Future historians will wonder how the sexual desires of only three to four percent of the population became the fulcrum on which an entire worldview was dislodged and overturned. A partial answer is that the media are to blame. Back in 1993, a cover story in the Nation identified the gay rights cause as the summit and keystone of the culture war:
All the crosscurrents of present-day liberation struggles are subsumed in the gay struggle. The gay moment is in some ways similar to the moment that other communities have experienced in the nation’s past, but it is also something more, because sexual identity is in crisis throughout the population, and gay people—at once the most conspicuous subjects and objects of the crisis—have been forced to invent a complete cosmology to grasp it. No one says the changes will come easily. But it’s just possible that a small and despised sexual minority will change America forever.

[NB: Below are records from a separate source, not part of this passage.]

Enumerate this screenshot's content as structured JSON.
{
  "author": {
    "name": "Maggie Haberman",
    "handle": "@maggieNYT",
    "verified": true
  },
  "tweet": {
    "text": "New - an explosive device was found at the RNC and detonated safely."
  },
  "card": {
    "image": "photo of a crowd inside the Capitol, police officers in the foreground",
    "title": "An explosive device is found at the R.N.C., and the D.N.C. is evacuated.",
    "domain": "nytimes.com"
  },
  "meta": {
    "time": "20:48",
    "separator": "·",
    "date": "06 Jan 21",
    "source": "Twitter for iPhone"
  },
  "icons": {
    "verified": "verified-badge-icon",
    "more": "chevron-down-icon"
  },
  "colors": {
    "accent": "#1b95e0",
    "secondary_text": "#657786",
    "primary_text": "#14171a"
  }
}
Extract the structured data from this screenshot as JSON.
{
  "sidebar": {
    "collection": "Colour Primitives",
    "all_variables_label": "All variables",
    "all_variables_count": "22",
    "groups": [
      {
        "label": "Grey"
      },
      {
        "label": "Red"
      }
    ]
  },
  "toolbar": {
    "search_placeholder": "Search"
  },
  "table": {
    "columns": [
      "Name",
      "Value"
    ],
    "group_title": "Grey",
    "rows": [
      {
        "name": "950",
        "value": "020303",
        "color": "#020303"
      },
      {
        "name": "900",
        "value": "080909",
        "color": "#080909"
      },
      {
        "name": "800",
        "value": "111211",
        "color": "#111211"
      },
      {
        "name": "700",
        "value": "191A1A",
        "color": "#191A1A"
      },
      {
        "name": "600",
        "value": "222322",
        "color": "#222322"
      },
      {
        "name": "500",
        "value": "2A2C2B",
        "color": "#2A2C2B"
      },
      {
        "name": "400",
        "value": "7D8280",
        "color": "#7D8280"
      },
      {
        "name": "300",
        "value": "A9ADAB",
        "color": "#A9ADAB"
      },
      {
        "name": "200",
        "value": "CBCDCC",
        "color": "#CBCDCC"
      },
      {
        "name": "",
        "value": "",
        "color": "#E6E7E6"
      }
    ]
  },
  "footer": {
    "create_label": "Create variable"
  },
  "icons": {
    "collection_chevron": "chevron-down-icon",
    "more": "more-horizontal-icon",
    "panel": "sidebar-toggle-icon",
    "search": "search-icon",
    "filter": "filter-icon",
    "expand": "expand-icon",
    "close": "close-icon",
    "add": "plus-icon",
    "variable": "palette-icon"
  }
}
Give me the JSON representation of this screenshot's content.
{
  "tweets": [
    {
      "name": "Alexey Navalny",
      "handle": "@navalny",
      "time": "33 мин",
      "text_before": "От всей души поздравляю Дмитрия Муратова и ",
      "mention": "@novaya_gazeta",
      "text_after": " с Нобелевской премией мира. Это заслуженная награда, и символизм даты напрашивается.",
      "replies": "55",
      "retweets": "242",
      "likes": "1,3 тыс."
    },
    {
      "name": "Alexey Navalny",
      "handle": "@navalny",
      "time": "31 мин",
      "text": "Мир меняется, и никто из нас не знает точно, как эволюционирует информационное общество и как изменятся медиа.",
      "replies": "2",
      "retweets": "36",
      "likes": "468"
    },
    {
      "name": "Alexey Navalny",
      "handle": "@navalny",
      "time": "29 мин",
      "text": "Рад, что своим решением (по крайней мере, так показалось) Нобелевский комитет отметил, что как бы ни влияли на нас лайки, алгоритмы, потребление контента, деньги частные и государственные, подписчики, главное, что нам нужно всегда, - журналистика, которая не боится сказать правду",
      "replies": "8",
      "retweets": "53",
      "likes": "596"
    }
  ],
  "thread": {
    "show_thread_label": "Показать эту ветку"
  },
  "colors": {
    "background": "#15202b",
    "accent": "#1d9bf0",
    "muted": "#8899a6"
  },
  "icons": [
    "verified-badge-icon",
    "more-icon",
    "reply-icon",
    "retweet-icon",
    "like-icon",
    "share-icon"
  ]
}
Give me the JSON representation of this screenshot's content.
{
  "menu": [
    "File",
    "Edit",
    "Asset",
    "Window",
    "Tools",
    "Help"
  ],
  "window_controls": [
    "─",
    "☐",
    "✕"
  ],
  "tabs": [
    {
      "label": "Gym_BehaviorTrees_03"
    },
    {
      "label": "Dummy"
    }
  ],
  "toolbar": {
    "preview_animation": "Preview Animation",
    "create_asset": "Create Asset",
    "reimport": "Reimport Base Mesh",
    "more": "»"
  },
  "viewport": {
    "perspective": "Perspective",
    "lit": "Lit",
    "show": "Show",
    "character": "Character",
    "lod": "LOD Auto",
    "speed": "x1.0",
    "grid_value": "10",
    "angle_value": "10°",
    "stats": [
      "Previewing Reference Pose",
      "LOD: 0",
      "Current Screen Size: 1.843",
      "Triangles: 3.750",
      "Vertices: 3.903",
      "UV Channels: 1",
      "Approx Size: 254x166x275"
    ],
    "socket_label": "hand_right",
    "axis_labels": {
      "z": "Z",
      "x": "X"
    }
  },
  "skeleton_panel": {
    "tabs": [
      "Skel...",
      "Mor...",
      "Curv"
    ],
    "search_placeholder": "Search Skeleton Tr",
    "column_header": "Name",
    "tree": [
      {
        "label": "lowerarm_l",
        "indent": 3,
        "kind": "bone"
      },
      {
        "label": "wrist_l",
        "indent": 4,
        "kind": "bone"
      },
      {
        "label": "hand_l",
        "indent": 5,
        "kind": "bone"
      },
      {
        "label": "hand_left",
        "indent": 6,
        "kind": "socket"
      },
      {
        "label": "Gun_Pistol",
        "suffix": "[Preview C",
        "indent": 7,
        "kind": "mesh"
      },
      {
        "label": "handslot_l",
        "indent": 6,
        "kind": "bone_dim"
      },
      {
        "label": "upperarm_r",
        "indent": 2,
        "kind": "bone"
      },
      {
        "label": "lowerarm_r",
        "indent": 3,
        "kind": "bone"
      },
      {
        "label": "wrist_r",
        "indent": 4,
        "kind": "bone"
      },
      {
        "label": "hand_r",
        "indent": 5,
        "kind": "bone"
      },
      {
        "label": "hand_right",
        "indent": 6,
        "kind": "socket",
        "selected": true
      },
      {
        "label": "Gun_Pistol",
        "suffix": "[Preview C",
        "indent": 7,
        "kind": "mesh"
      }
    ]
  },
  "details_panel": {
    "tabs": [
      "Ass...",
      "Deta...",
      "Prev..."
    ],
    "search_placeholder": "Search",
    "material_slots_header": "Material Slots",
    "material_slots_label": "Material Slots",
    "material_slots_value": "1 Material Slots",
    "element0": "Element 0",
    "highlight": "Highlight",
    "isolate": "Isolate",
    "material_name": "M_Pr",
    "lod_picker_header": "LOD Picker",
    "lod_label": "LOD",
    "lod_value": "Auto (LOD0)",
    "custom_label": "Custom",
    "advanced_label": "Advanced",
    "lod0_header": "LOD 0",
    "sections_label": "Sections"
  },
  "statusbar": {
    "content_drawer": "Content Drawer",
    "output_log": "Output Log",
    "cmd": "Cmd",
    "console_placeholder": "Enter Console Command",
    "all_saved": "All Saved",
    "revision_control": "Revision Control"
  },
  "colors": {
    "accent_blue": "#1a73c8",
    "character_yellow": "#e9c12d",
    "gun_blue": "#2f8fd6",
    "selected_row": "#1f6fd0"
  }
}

They were right. Tying the gay rights cause to the civil rights movement was a strategic masterstroke. Though homosexuality and race are two very different phenomena, the media took the equivalence for granted and rarely if ever gave opposing voices a chance to be heard. Though the unrelenting media campaign on behalf of same-sex marriage was critically important to its success, it wasn’t the most important thing. Americans accepted gay marriage so quickly because it resonated with what they had already come to believe about the meaning of heterosexual sex and marriage.
The Benedict Option, Rob Dreher
From Alan Sokal’s parody article in Social Text (1996):
“The π of Euclid and the G of Newton, formerly thought to be constant and universal, are now perceived in their ineluctable historicity; and the putative observer becomes fatally de-centered, disconnected from any epistemic link to a space-time point that can no longer be defined by geometry alone.”
This may be my favorite show ending of all time. (From an episode of the Swedish detective series Beck)
How my 9-yo has been processing life in the time of Covid-19.
Continue reading “A Child’s Perspective on Life during Covid”
Wakes me from my workday dream—
A fleeting escape
Birdsong has replaced
The white noise of the office.
I do not miss it.
Augustine says that by making the Greek gods imperfect, Homer is actually attributing divine attributes to sinful men (not the other way around)—so that men can commit the same sins and say they are just imitating the gods.
But woe unto you, O torrent of human custom! Who shall stay your course? When will you ever run dry? How long will you carry down the sons of Eve into that vast and hideous ocean, which even those who have the Tree (for an ark) can scarcely pass over? Do I not read in you the stories of Jove the thunderer—and the adulterer? How could he be both? But so it says, and the sham thunder served as a cloak for him to play at real adultery. Yet which of our gowned masters will give a tempered hearing to a man trained in their own schools who cries out and says: “These were Homer’s fictions; he transfers things human to the gods. I could have wished that he would transfer divine things to us.” But it would have been more true if he said, “These are, indeed, his fictions, but he attributed divine attributes to sinful men, that crimes might not be accounted crimes, and that whoever committed such crimes might appear to imitate the celestial gods and not abandoned men.”